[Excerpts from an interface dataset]
>>
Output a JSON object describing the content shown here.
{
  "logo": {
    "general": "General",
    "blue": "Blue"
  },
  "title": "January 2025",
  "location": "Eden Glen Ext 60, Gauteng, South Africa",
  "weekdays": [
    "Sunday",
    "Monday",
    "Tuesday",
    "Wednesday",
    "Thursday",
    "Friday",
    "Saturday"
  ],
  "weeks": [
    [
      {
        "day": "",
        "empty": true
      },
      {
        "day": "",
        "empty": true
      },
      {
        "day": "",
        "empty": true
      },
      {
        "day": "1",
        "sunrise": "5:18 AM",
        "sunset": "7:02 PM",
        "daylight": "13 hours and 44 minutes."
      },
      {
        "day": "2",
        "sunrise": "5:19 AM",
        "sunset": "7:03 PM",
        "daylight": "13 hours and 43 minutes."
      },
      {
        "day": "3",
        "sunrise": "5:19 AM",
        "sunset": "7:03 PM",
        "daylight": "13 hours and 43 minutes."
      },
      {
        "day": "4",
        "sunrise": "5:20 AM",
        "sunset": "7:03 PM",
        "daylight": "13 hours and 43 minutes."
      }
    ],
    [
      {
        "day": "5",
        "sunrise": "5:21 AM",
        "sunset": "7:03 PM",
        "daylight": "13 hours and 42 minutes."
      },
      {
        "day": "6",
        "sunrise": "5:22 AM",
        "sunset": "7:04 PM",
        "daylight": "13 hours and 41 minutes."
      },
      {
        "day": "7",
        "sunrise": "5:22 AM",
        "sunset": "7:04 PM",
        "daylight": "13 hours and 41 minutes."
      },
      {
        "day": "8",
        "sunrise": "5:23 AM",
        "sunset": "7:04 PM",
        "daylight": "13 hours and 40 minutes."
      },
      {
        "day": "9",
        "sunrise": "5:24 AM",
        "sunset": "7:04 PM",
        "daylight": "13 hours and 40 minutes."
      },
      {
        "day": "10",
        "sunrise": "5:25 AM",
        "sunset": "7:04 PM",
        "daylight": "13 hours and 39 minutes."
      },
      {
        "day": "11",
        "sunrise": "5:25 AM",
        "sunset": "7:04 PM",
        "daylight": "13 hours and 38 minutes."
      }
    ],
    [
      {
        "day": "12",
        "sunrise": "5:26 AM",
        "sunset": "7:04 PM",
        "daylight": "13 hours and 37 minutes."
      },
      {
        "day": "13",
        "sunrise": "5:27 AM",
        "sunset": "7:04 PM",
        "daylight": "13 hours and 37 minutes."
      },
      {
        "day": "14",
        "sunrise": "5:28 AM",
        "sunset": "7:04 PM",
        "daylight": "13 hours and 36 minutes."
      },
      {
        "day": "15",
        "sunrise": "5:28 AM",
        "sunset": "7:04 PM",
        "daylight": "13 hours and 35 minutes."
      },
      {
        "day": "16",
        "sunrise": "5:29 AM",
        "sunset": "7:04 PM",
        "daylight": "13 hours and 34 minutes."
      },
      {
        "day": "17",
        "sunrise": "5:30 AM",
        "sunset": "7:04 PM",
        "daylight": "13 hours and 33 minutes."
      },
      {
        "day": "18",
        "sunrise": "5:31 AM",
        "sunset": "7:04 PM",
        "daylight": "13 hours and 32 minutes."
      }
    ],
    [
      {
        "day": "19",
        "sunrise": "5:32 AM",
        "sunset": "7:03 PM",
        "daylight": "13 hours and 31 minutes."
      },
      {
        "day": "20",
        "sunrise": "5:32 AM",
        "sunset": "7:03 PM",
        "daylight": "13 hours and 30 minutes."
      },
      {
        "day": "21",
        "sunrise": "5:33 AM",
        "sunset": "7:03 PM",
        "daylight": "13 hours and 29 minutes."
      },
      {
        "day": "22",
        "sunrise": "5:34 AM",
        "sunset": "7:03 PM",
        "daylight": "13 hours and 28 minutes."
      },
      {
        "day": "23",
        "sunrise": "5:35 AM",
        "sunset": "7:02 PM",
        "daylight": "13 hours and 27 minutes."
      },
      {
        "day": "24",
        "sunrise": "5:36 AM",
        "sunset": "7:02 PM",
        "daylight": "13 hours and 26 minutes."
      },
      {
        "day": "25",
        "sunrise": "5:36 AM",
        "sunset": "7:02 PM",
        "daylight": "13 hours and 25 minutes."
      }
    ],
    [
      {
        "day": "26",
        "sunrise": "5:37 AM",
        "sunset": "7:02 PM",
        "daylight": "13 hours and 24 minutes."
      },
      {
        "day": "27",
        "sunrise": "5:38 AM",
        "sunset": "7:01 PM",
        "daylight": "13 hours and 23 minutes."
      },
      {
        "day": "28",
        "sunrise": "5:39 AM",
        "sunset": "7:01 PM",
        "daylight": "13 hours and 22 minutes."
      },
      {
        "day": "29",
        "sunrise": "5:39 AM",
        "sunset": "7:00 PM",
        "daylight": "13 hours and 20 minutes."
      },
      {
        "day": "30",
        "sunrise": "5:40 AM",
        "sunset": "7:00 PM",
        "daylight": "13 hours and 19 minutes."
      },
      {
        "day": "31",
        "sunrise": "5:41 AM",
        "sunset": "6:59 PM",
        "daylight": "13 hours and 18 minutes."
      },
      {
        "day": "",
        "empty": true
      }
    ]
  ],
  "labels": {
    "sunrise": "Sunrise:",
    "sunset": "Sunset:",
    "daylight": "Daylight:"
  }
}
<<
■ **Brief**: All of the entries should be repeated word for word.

■ **Solution**:
Output a JSON object describing the content shown here.
{
  "logo": {
    "general": "General",
    "blue": "Blue"
  },
  "title": "January 2025",
  "location": "Eden Glen Ext 60, Gauteng, South Africa",
  "weekdays": [
    "Sunday",
    "Monday",
    "Tuesday",
    "Wednesday",
    "Thursday",
    "Friday",
    "Saturday"
  ],
  "weeks": [
    [
      {
        "day": "",
        "empty": true
      },
      {
        "day": "",
        "empty": true
      },
      {
        "day": "",
        "empty": true
      },
      {
        "day": "1",
        "sunrise": "5:18 AM",
        "sunset": "7:02 PM",
        "daylight": "13 hours and 44 minutes."
      },
      {
        "day": "2",
        "sunrise": "5:19 AM",
        "sunset": "7:03 PM",
        "daylight": "13 hours and 43 minutes."
      },
      {
        "day": "3",
        "sunrise": "5:19 AM",
        "sunset": "7:03 PM",
        "daylight": "13 hours and 43 minutes."
      },
      {
        "day": "4",
        "sunrise": "5:20 AM",
        "sunset": "7:03 PM",
        "daylight": "13 hours and 43 minutes."
      }
    ],
    [
      {
        "day": "5",
        "sunrise": "5:21 AM",
        "sunset": "7:03 PM",
        "daylight": "13 hours and 42 minutes."
      },
      {
        "day": "6",
        "sunrise": "5:22 AM",
        "sunset": "7:04 PM",
        "daylight": "13 hours and 41 minutes."
      },
      {
        "day": "7",
        "sunrise": "5:22 AM",
        "sunset": "7:04 PM",
        "daylight": "13 hours and 41 minutes."
      },
      {
        "day": "8",
        "sunrise": "5:23 AM",
        "sunset": "7:04 PM",
        "daylight": "13 hours and 40 minutes."
      },
      {
        "day": "9",
        "sunrise": "5:24 AM",
        "sunset": "7:04 PM",
        "daylight": "13 hours and 40 minutes."
      },
      {
        "day": "10",
        "sunrise": "5:25 AM",
        "sunset": "7:04 PM",
        "daylight": "13 hours and 39 minutes."
      },
      {
        "day": "11",
        "sunrise": "5:25 AM",
        "sunset": "7:04 PM",
        "daylight": "13 hours and 38 minutes."
      }
    ],
    [
      {
        "day": "12",
        "sunrise": "5:26 AM",
        "sunset": "7:04 PM",
        "daylight": "13 hours and 37 minutes."
      },
      {
        "day": "13",
        "sunrise": "5:27 AM",
        "sunset": "7:04 PM",
        "daylight": "13 hours and 37 minutes."
      },
      {
        "day": "14",
        "sunrise": "5:28 AM",
        "sunset": "7:04 PM",
        "daylight": "13 hours and 36 minutes."
      },
      {
        "day": "15",
        "sunrise": "5:28 AM",
        "sunset": "7:04 PM",
        "daylight": "13 hours and 35 minutes."
      },
      {
        "day": "16",
        "sunrise": "5:29 AM",
        "sunset": "7:04 PM",
        "daylight": "13 hours and 34 minutes."
      },
      {
        "day": "17",
        "sunrise": "5:30 AM",
        "sunset": "7:04 PM",
        "daylight": "13 hours and 33 minutes."
      },
      {
        "day": "18",
        "sunrise": "5:31 AM",
        "sunset": "7:04 PM",
        "daylight": "13 hours and 32 minutes."
      }
    ],
    [
      {
        "day": "19",
        "sunrise": "5:32 AM",
        "sunset": "7:03 PM",
        "daylight": "13 hours and 31 minutes."
      },
      {
        "day": "20",
        "sunrise": "5:32 AM",
        "sunset": "7:03 PM",
        "daylight": "13 hours and 30 minutes."
      },
      {
        "day": "21",
        "sunrise": "5:33 AM",
        "sunset": "7:03 PM",
        "daylight": "13 hours and 29 minutes."
      },
      {
        "day": "22",
        "sunrise": "5:34 AM",
        "sunset": "7:03 PM",
        "daylight": "13 hours and 28 minutes."
      },
      {
        "day": "23",
        "sunrise": "5:35 AM",
        "sunset": "7:02 PM",
        "daylight": "13 hours and 27 minutes."
      },
      {
        "day": "24",
        "sunrise": "5:36 AM",
        "sunset": "7:02 PM",
        "daylight": "13 hours and 26 minutes."
      },
      {
        "day": "25",
        "sunrise": "5:36 AM",
        "sunset": "7:02 PM",
        "daylight": "13 hours and 25 minutes."
      }
    ],
    [
      {
        "day": "26",
        "sunrise": "5:37 AM",
        "sunset": "7:02 PM",
        "daylight": "13 hours and 24 minutes."
      },
      {
        "day": "27",
        "sunrise": "5:38 AM",
        "sunset": "7:01 PM",
        "daylight": "13 hours and 23 minutes."
      },
      {
        "day": "28",
        "sunrise": "5:39 AM",
        "sunset": "7:01 PM",
        "daylight": "13 hours and 22 minutes."
      },
      {
        "day": "29",
        "sunrise": "5:39 AM",
        "sunset": "7:00 PM",
        "daylight": "13 hours and 20 minutes."
      },
      {
        "day": "30",
        "sunrise": "5:40 AM",
        "sunset": "7:00 PM",
        "daylight": "13 hours and 19 minutes."
      },
      {
        "day": "31",
        "sunrise": "5:41 AM",
        "sunset": "6:59 PM",
        "daylight": "13 hours and 18 minutes."
      },
      {
        "day": "",
        "empty": true
      }
    ]
  ],
  "labels": {
    "sunrise": "Sunrise:",
    "sunset": "Sunset:",
    "daylight": "Daylight:"
  }
}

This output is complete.